Introduction: Understanding the Small Litters of Dogs
Dogs are known for their loyalty, companionship, and sometimes, their adorable puppies. However, compared to other mammals, dogs tend to have relatively small litters. This article aims to explore the reasons behind this phenomenon. Understanding the factors that contribute to small litter sizes can provide valuable insights for dog breeders, veterinarians, and anyone interested in canine reproduction.
Reproductive Physiology: An Insight into Canine Reproduction
To understand why dogs have small litters, it is crucial to have a basic understanding of their reproductive physiology. Female dogs, also known as bitches, have a reproductive system that consists of two ovaries, oviducts, a uterus, and a female genitalia.

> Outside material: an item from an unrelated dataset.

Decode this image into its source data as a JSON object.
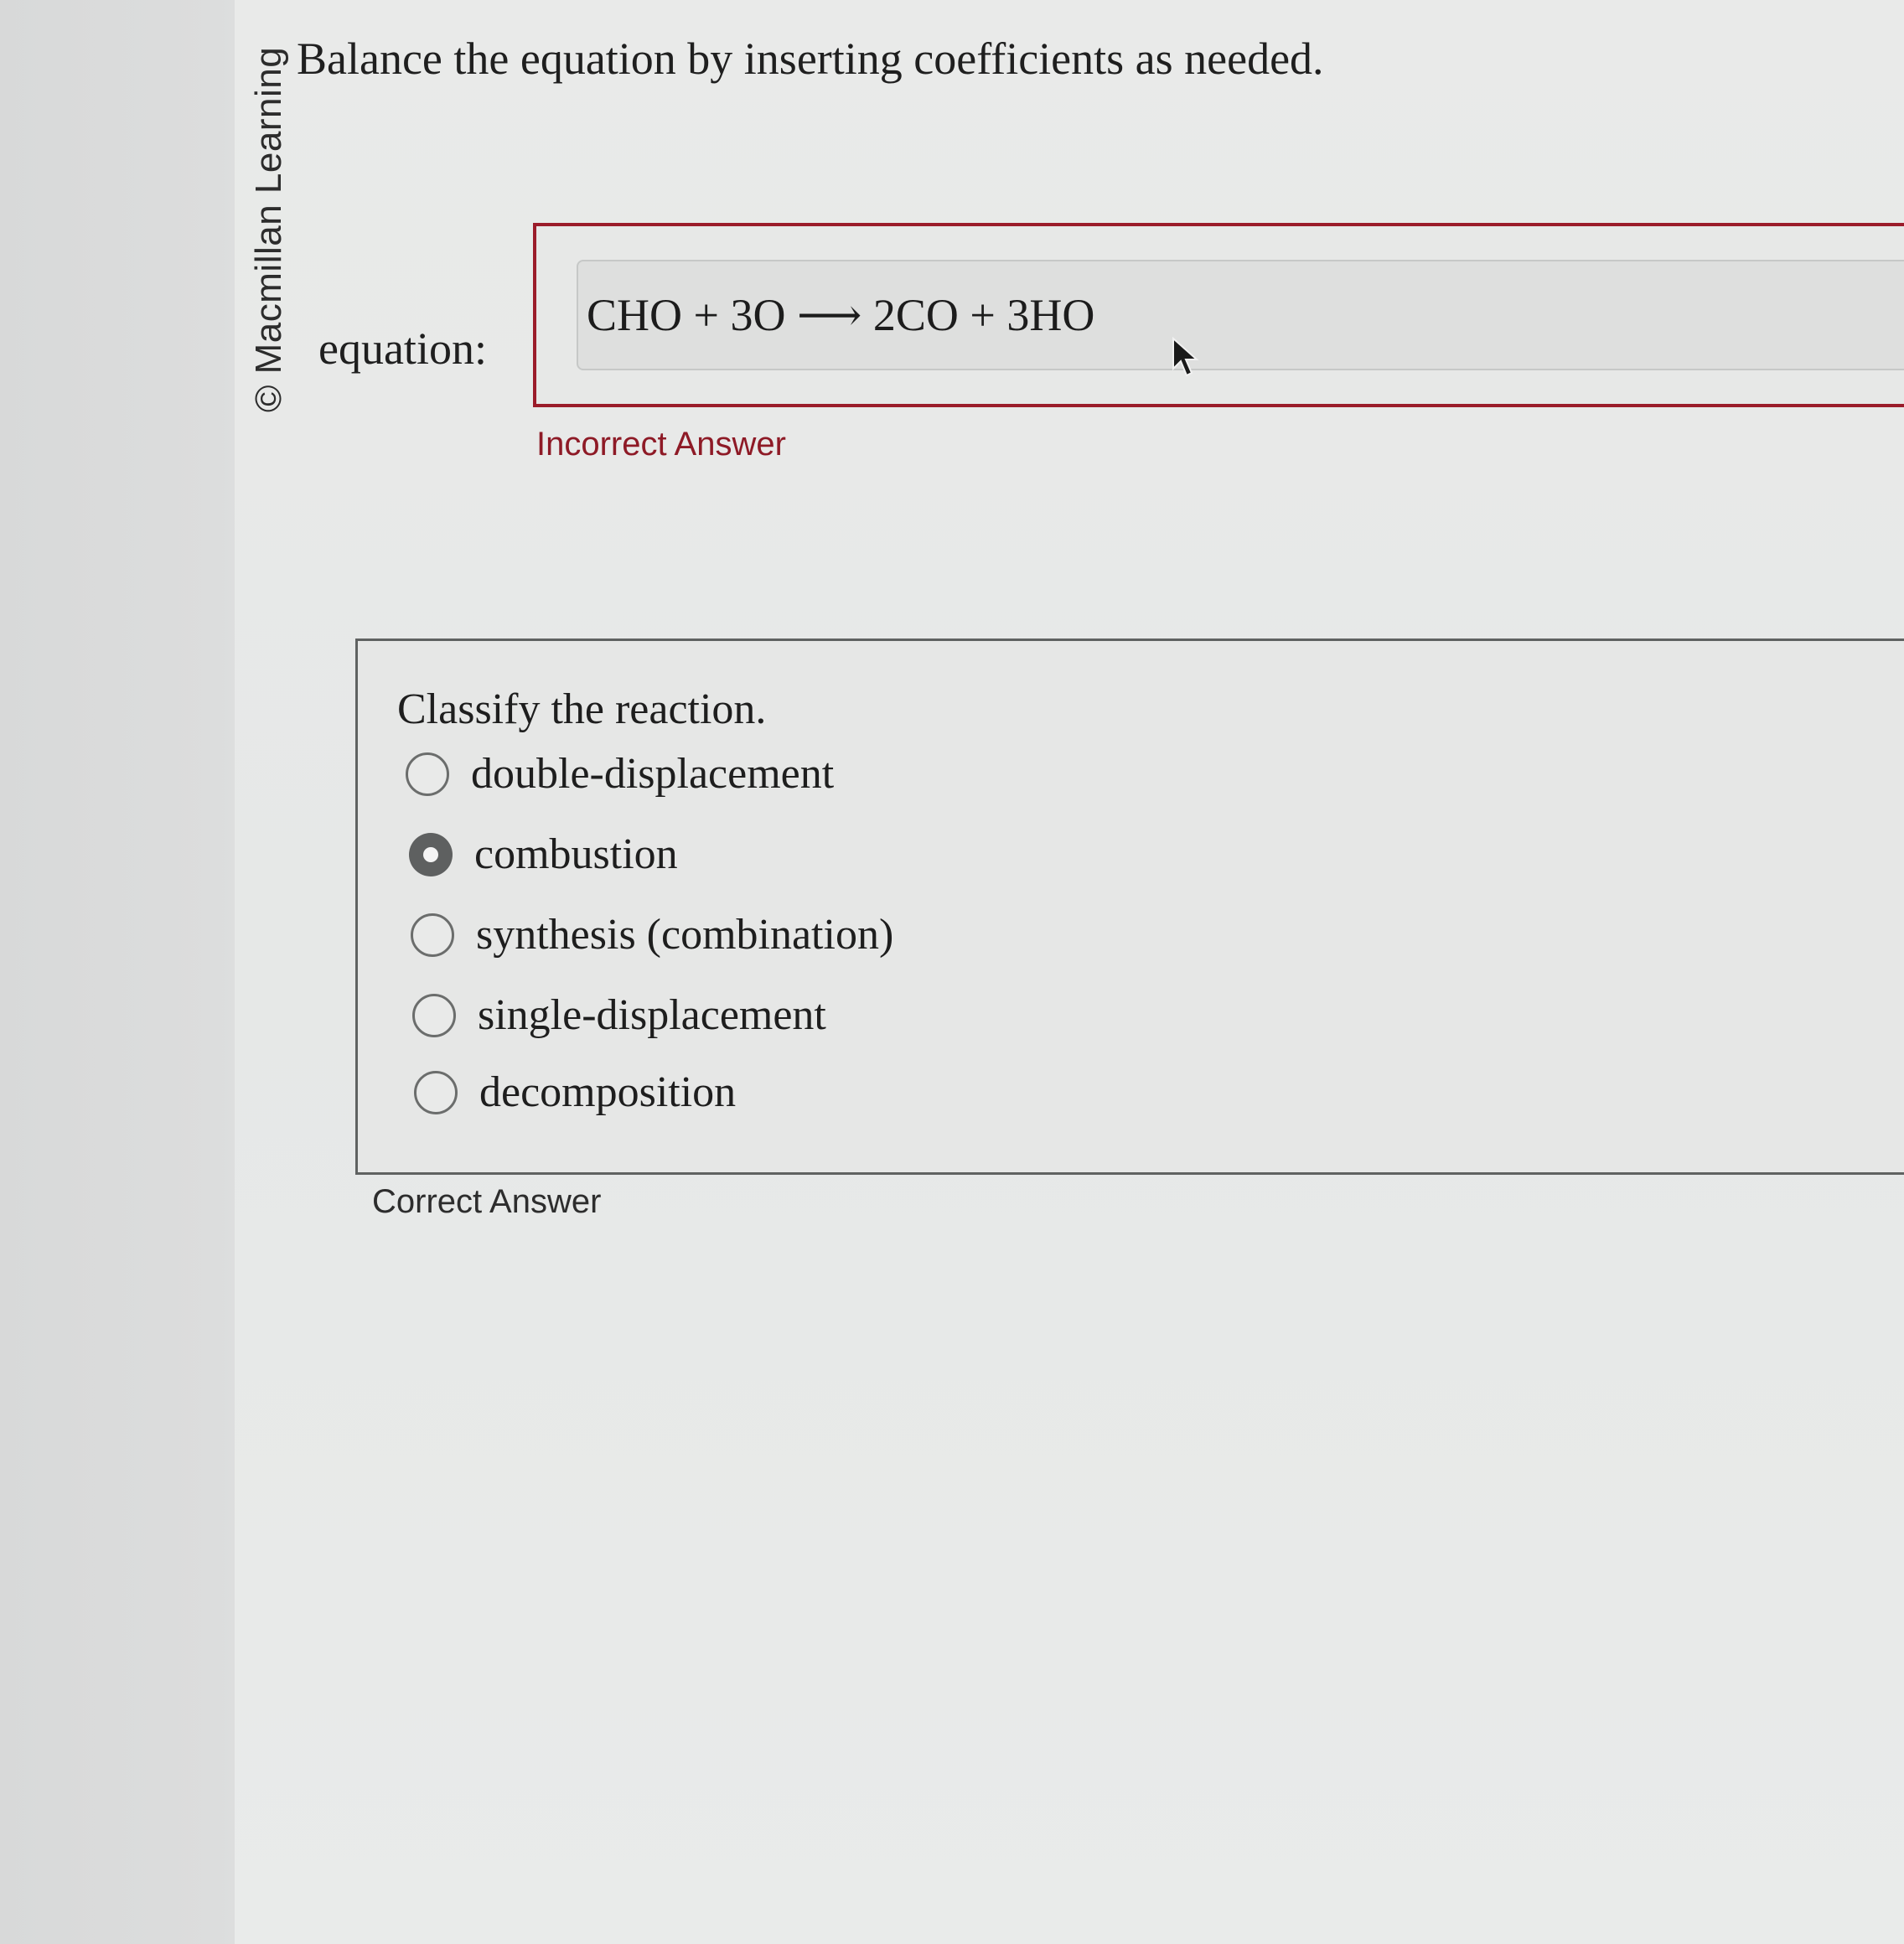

Unlike humans, dogs have an estrus cycle, commonly referred to as heat, during which they are sexually receptive and can conceive.
Canine Reproductive Cycle: The Key Stages of Reproduction
The canine reproductive cycle consists of four stages: proestrus, estrus, diestrus, and anestrus. Proestrus is the initial stage when the female’s vulva swells and she attracts male dogs, but she is not yet receptive to mating. Estrus follows proestrus, during which the female becomes receptive and ovulation occurs. Diestrus is the stage after mating, and if fertilization occurs, pregnancy begins. Finally, anestrus is a period of sexual inactivity before the cycle starts over again.
Factors Affecting Litter Size: Genetics and Breeding Practices
Genetics plays a significant role in determining litter size. Breeds with larger average litter sizes tend to have specific genes that promote multiple ovulations. Breeding practices also influence litter size, as some breeders select for larger litters by breeding dogs with a history of larger litter sizes. However, it is important to note that breeding for larger litters should be done responsibly to avoid negative health consequences for the mother and puppies.
Breed Variations: Why Some Breeds Have Smaller Litters
Different dog breeds exhibit variations in litter size. This variation is mainly determined by their genetic makeup and breeding history. Some small or toy breeds naturally have smaller litters due to their anatomy and reproductive physiology. Additionally, certain breeds have been selectively bred for specific traits, such as reduced litter sizes, to meet the demands of their intended purposes.
Maternal Factors: How the Mother’s Health Impacts Litter Size
The health of the mother plays a vital role in determining the size of the litter. Maternal factors, such as overall health, age, and reproductive history, can influence litter size. Bitches in poor health may have smaller litters due to reduced fertility or underlying health conditions. Older females may also have smaller litters as their reproductive capabilities decline with age.
Age and Size: The Influence of Age and Body Size on Litters
Both the age and body size of the female dog can impact litter size. Younger dogs may have smaller litters as they have not fully developed their reproductive capabilities. On the other hand, larger dogs tend to have larger litters due to their increased body size and the potential for accommodating more puppies.
Environmental Factors: External Influences on Litter Size
Environmental factors can also affect litter size. Stress, exposure to certain toxins, and inadequate living conditions can all impact a dog’s reproductive health and subsequently result in smaller litter sizes. Providing a stress-free environment with proper care and nutrition can contribute to optimal reproductive outcomes.
Hormonal Imbalance: Endocrine Disorders and Litter Size
Hormonal imbalances can disrupt the reproductive cycle and lead to smaller litters. Disorders such as hypothyroidism or polycystic ovary syndrome can interfere with ovulation and fertility. Proper diagnosis and treatment of hormonal disorders are crucial to optimizing litter size.
Nutrition and Litter Size: The Role of Diet in Canine Reproduction
Nutrition plays a significant role in canine reproduction. A well-balanced diet that provides essential nutrients, vitamins, and minerals is crucial for optimal reproductive health. Inadequate nutrition can lead to hormonal imbalances, reduced fertility, and smaller litter sizes. Breeders and dog owners should consult veterinarians to ensure the mother’s diet supports healthy reproduction.
Breeding Techniques: Artificial Methods and Litter Size Control
In some cases, breeders may use artificial breeding techniques to manipulate litter sizes. These techniques, such as artificial insemination and embryo transfer, allow for precise control over the number of puppies produced. However, it is important to note that ethical considerations must be prioritized, and breeding practices should prioritize the health and well-being of both the mother and the puppies.
Conclusion: Understanding the Complexity of Canine Litter Sizes
In conclusion, several factors contribute to the small litters commonly observed in dogs. These factors include genetics, breed variations, maternal health, age and size, environmental influences, hormonal imbalances, nutrition, and breeding techniques. A comprehensive understanding of these factors can help breeders, veterinarians, and dog owners optimize reproductive outcomes, ensure the health and well-being of the mother and puppies, and contribute to the responsible breeding practices that are vital to the continued well-being of canine populations.